Work task: For each line in the records that contains "icon", make a copy.
**** Supplied material
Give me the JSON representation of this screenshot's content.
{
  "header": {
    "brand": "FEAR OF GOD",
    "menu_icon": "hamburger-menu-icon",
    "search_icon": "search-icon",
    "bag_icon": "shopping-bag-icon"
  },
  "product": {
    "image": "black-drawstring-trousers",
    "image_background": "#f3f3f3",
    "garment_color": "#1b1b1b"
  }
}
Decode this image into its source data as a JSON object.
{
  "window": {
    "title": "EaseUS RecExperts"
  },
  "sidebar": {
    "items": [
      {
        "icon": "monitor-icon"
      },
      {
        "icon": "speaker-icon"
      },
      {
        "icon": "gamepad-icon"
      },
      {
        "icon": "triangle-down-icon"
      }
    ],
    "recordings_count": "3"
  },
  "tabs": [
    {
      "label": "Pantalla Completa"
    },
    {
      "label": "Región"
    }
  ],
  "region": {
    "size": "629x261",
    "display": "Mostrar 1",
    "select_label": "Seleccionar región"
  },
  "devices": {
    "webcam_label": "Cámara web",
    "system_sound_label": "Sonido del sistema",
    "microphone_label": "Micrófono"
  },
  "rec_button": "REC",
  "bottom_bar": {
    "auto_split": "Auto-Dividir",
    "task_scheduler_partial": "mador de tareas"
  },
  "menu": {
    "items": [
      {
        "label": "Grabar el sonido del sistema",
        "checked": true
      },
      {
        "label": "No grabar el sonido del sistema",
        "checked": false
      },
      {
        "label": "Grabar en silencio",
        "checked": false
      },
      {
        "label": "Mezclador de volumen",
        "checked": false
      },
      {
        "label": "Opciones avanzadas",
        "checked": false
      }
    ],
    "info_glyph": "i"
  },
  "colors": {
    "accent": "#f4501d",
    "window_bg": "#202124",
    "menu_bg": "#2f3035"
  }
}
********
Reply:
    "menu_icon": "hamburger-menu-icon",
    "search_icon": "search-icon",
    "bag_icon": "shopping-bag-icon"
        "icon": "monitor-icon"
        "icon": "speaker-icon"
        "icon": "gamepad-icon"
        "icon": "triangle-down-icon"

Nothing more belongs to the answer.